Energy transition in Turkey


published on 28th February 2023

Today, energy is understood as a universal value, not least because the raging war has made many countries ponder the question of energy independence for the first time ever. Fossil energy sources are not sustainable and their CO2 emissions have a negative impact on climate change and that’s a fact. 

Energy transition is thus a global issue that is being given more and more attention. Energy co-operations across partner countries are increasing in importance.   

As the sixth largest trading partner of the EU, Turkey is, too, betting on renewable energy sources to initiate measures against the perceptible effects of climate change, to secure national energy supply, and, finally, as a potential transit country thanks to its geopolitical location, to be competitive in the global energy market.
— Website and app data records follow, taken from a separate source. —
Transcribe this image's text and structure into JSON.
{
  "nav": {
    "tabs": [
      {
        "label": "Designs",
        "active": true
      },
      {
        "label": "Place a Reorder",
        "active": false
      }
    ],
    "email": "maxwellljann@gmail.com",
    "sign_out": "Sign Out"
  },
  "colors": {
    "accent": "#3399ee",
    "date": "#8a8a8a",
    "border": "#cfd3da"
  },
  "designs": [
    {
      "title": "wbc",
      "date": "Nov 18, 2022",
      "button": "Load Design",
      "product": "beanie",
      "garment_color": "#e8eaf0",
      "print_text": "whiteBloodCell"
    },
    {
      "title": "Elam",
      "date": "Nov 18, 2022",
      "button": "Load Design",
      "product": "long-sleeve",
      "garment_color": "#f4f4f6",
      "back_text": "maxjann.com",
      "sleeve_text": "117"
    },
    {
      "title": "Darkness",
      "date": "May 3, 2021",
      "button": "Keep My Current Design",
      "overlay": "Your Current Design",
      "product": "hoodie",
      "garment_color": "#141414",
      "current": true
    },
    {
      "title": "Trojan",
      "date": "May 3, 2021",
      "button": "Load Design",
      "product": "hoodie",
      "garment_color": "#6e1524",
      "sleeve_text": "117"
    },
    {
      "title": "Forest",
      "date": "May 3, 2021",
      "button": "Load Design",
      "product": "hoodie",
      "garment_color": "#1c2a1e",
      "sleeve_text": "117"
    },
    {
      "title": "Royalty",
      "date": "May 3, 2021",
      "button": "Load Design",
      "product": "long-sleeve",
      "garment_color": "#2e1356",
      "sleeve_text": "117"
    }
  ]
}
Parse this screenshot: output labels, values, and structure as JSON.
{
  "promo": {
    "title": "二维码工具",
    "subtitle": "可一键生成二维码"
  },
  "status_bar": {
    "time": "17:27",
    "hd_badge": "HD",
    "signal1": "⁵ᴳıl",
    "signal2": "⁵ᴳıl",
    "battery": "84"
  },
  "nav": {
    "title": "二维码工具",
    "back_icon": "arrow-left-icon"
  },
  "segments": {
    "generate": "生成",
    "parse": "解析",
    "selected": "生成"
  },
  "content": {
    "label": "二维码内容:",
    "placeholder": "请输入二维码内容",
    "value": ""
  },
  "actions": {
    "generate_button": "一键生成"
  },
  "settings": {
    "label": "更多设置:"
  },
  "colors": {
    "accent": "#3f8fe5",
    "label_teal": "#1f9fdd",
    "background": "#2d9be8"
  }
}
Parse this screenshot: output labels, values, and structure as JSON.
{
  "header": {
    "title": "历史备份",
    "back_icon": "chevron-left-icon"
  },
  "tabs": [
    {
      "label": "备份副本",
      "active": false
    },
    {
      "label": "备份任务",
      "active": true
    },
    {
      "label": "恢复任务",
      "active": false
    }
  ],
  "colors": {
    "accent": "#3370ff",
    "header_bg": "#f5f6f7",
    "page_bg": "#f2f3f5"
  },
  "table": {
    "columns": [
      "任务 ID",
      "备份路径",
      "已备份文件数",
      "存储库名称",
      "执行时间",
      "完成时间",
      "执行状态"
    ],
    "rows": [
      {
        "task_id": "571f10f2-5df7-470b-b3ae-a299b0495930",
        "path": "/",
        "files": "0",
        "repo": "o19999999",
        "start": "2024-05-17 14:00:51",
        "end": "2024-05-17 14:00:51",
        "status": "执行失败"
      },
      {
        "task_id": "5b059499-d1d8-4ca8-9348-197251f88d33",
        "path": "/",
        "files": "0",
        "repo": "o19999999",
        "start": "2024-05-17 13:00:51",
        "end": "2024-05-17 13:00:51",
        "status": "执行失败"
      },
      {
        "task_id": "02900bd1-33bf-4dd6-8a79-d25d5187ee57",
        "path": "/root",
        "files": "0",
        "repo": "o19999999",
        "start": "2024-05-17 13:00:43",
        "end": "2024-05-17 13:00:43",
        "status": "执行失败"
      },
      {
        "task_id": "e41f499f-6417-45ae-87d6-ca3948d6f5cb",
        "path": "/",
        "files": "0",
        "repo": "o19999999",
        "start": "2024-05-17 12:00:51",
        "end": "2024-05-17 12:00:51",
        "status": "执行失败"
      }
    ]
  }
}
In this sense, Turkey is developing new strategies and reforming its legal and regulatory frameworks in order to promote investments absolutely necessary to achieve the goals. Crucial is international cooperation and the Ministry of Energy and Natural Resources has repeatedly strongly emphasised its importance.  

Energy storage 

In the course of the reform of the law on renewables, regulatory amendments were enacted in November 2022, mostly relating to energy storage. 

A concept aimed at promoting investment in energy storage was developed.

  • The term of an energy storage system has been broadened now to mean a “system that stores electricity by converting the electrical energy into another form of energy, then converts the stored energy back into electrical energy for use and feeds it to the system”. Thus, in addition to storage, also conversion and feeding energy to the system have been considered. 
  • Legal persons who commit to installing an energy storage system are granted a pre-license for installing a power plant for the production of wind and/or solar power up to the capacity of the energy storage system. 
  • Legal persons who already have a license for the production of wind and/or solar power and seek to instal an energy storage system are granted a permit for increasing the power plant's capacity. The requirement for increasing capacity is that the power producer must stay within the limits of the storage capacity of the energy storage system during production.

This novelty has indeed created optimistic mood among the private sector market players. Diverse battery technologies from Europe are welcome.

Turkey's hydrogen strategy 

The Ministry of Energy and Natural Resources announced its hydrogen strategy in January 2023. With the Hydrogen Technologies Strategy and Roadmap, Turkey wants to lay the foundations for the development of technologies in the area of production, storage, transport, and use of hydrogen in order to achieve its net zero emission target by 2053. Due to its wide range of possible applications, hydrogen is seen as the preferred solution to drive the energy transition. 

Some of the goals of the strategy are as follows:

  • Creating a green hydrogen sector;
  • Making hydrogen part of energy systems;
  • Research, development and technology transfer in the area of hydrogen technologies (electrolysers, fuel cells, components and systems, etc.);
  • Development of new incentive mechanisms for the development of domestic hydrogen technologies;
  • Reforming the legal and regulatory framework for the production, storage, transport and use of hydrogen;
  • Cooperation with the private sector to promote investment;
  • The installed capacity of electrolysers is to reach 2 GW in 2030, 5 GW in 2035 and 70 GW in 2053; 
  • The cost of producing green hydrogen is to fall below 2.4 US dollars/kgH2 in 2035 and below 1.2 US dollar/kgH2 by 2053;
  • International cooperation in areas such as industry, technology, standards development and certification, supply chains and trade opportunities;
  • Promoting the increased use of hydrogen, especially in sectors where reducing CO2 emissions is most difficult (steel and iron, transportation, glass, ceramics, etc.);
  • Sustainable training of a qualified workforce;
  • Gradual decarbonisation of the heat sector by mixing hydrogen in natural gas pipelines;
  • Export of surplus green hydrogen or ammonia, especially to the European market.   


With its net zero emissions target by 2053, Turkey has sent a clear signal about how necessary the energy transition is. Numerous events are organised to bring together stakeholders from the world of politics, business and society, in order to find synergy for the sake of the energy transition and make the proposed energy plans a reality. The legal and regulatory frameworks will be further reformed and new incentive mechanisms will be developed in order to create an optimistic investment climate.

Turkey's net zero target can be achieved despite the country's economic growth. However, for this to happen, renewable energies must be maximally integrated and the degree of energy efficiency and electrification in the end-user sector must be increased. In areas where it is not possible to achieve decarbonisation through electrification, hydrogen should be used as the main source of energy. 

The expansion and optimisation of the energy infrastructure, digitalisation, climate-neutral production processes in industry, mobility revolution, renovation of buildings, and training for skilled workers are key topics that require massive investments. Here, Turkey is dependent on international and especially German cooperation. It can be assumed that in the course of the energy transition, new business models will be developed and their effective implementation will rely on technologies from Germany and Europe.  


*Rödl GmbH Rechtsanwaltsgesellschaft Steuerberatungsgesellschaft

 Follow us




Contact Person Picture

Gökhan Demirel

+90 212 310 1433

Send inquiry



Deutschland Weltweit Search Menu